▶ _WORK REQUEST_
Among the records below, find the lines with the word "Schwelle" and copy them.

(Data records for software interfaces)

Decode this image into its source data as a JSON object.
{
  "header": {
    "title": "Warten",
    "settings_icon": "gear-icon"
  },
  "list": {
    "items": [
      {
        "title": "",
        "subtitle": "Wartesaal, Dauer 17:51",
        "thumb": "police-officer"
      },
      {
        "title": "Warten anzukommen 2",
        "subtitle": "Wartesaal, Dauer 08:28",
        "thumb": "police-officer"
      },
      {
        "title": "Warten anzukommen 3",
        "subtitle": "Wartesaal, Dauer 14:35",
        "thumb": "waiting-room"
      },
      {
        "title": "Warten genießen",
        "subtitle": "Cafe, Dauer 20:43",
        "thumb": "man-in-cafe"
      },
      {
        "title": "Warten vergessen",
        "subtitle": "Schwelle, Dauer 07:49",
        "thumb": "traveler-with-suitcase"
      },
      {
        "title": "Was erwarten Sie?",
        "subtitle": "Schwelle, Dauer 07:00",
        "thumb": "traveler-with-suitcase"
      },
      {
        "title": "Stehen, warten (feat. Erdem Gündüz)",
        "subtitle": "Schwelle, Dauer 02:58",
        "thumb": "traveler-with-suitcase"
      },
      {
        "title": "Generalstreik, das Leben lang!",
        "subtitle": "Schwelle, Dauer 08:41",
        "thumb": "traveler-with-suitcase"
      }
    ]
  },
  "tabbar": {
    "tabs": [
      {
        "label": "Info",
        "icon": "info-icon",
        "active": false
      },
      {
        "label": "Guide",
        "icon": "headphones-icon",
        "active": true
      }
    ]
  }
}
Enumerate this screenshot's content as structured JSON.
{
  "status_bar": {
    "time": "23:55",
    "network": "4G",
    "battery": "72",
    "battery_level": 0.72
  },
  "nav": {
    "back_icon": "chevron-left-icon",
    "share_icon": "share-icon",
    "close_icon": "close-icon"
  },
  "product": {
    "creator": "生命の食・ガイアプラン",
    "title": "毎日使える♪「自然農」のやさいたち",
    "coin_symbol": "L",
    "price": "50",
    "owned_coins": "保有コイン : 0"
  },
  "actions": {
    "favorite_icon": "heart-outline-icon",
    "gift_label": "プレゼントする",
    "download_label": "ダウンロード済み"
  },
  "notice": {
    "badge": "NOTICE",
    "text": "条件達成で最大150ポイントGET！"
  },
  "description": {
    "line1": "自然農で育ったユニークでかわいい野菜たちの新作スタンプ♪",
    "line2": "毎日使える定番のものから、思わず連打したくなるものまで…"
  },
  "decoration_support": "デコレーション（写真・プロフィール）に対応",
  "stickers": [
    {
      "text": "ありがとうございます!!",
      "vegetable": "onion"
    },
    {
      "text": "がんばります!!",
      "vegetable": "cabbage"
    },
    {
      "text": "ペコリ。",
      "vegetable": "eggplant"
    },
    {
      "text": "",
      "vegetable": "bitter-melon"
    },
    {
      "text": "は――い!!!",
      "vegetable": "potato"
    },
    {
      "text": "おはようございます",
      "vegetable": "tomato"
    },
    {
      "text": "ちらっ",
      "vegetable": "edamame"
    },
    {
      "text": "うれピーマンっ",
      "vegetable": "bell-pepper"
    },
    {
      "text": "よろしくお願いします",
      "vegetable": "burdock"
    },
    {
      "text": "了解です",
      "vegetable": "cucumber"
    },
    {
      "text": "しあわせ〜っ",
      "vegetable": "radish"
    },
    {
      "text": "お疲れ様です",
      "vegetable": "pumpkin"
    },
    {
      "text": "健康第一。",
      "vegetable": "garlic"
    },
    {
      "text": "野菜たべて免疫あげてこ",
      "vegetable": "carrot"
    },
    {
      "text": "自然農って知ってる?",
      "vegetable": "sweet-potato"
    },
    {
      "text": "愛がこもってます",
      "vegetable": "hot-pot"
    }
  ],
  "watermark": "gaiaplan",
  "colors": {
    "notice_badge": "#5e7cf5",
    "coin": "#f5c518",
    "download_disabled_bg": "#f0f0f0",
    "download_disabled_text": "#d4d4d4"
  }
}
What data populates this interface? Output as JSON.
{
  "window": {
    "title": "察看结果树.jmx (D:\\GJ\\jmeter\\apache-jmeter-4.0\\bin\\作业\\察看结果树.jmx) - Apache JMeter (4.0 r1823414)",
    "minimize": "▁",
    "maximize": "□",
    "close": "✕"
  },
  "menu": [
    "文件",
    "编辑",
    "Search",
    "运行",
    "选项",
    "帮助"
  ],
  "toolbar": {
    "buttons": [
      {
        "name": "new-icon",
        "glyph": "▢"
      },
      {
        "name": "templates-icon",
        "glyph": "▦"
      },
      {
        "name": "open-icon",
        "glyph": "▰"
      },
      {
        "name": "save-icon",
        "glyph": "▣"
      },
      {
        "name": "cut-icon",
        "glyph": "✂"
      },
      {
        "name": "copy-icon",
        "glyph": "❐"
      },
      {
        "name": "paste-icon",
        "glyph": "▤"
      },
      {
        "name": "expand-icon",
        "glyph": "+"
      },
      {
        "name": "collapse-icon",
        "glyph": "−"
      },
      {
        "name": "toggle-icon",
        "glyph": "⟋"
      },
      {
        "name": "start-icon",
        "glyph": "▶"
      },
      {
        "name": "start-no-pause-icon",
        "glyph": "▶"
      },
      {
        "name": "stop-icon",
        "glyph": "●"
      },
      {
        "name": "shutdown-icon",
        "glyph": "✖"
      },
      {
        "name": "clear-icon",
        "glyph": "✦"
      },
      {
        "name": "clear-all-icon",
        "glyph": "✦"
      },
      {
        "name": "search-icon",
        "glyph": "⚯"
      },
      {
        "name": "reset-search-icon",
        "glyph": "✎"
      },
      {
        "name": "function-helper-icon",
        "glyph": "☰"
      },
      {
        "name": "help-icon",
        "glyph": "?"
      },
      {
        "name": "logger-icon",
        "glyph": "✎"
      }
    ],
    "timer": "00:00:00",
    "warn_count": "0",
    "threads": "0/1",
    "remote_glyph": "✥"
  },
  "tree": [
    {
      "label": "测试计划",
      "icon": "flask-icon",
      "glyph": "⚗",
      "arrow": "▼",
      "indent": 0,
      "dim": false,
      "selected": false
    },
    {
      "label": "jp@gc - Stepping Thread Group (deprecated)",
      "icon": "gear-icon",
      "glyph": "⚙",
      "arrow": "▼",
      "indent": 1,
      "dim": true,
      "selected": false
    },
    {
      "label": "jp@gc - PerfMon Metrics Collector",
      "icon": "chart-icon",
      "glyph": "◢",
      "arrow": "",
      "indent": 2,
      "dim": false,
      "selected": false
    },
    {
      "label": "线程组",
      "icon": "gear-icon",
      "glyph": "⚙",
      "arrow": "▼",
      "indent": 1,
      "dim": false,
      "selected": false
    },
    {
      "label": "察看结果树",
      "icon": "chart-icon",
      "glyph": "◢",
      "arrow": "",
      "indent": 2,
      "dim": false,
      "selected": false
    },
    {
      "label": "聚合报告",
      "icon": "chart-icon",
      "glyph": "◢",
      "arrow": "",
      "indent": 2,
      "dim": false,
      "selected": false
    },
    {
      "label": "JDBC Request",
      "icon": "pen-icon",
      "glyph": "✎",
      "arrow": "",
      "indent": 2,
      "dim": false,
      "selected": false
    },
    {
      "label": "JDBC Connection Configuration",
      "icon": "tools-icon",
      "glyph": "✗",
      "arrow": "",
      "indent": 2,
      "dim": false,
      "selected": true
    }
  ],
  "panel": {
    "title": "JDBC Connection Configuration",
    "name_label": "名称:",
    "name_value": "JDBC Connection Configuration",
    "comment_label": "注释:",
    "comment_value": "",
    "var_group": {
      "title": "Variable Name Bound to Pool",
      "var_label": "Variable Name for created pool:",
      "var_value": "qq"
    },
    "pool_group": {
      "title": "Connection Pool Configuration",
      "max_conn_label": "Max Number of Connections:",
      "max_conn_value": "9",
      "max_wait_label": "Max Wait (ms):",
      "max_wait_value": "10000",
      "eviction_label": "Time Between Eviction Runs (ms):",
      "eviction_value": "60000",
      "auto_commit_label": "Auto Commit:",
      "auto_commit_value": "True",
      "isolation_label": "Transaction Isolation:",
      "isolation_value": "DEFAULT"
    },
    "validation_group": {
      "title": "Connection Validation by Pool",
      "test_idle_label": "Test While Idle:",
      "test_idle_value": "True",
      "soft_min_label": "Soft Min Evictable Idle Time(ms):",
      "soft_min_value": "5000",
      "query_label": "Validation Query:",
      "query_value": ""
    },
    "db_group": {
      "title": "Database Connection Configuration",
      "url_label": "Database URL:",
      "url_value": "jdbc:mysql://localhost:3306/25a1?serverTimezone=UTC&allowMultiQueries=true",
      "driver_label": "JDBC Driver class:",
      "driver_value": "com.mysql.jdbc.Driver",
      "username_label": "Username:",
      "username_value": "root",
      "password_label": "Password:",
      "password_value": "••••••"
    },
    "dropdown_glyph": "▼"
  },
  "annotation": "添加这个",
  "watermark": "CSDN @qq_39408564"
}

▶ _RESULT FOR THIS TASK_
        "subtitle": "Schwelle, Dauer 07:49",
        "subtitle": "Schwelle, Dauer 07:00",
        "subtitle": "Schwelle, Dauer 02:58",
        "subtitle": "Schwelle, Dauer 08:41",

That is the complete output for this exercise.